──────── INPUT FOR THIS TASK ────────

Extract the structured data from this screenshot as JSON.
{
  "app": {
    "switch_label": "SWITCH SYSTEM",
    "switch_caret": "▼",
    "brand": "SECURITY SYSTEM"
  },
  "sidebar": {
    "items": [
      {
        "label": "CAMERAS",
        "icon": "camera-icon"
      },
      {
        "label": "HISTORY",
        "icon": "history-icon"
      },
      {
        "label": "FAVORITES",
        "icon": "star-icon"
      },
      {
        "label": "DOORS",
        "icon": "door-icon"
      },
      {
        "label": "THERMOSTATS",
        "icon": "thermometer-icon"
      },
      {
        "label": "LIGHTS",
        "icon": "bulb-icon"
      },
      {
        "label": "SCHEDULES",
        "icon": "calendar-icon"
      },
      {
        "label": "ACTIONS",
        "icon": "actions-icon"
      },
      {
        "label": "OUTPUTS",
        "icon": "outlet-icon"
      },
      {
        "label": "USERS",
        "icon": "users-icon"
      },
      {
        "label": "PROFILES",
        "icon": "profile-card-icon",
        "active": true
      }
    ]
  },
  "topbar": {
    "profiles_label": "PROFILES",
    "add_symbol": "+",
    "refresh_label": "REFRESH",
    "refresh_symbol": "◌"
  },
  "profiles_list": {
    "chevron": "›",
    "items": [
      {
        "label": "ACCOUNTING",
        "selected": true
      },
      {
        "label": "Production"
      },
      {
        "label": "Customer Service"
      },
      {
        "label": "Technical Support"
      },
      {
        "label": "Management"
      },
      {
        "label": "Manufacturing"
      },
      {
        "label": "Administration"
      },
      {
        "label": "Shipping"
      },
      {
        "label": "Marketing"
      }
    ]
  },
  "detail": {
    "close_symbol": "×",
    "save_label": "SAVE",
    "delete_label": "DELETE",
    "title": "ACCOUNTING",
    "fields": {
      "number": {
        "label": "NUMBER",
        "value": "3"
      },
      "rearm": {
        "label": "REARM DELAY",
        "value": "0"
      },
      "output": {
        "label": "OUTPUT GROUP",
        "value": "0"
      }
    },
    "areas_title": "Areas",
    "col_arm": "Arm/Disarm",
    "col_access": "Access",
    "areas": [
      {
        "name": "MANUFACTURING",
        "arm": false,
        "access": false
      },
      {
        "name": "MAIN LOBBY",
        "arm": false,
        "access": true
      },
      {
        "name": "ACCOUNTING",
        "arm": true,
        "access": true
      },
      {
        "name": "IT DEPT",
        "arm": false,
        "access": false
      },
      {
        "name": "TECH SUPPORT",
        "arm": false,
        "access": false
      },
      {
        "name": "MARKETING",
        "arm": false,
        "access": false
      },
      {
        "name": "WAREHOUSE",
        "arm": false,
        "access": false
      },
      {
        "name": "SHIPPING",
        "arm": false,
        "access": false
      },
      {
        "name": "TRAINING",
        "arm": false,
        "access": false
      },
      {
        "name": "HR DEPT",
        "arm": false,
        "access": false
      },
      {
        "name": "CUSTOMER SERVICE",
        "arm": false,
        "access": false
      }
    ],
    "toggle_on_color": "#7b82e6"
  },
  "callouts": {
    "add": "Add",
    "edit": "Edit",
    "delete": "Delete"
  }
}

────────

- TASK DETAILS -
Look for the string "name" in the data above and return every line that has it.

- SOLUTION TO THE EXERCISE -
        "name": "MANUFACTURING",
        "name": "MAIN LOBBY",
        "name": "ACCOUNTING",
        "name": "IT DEPT",
        "name": "TECH SUPPORT",
        "name": "MARKETING",
        "name": "WAREHOUSE",
        "name": "SHIPPING",
        "name": "TRAINING",
        "name": "HR DEPT",
        "name": "CUSTOMER SERVICE",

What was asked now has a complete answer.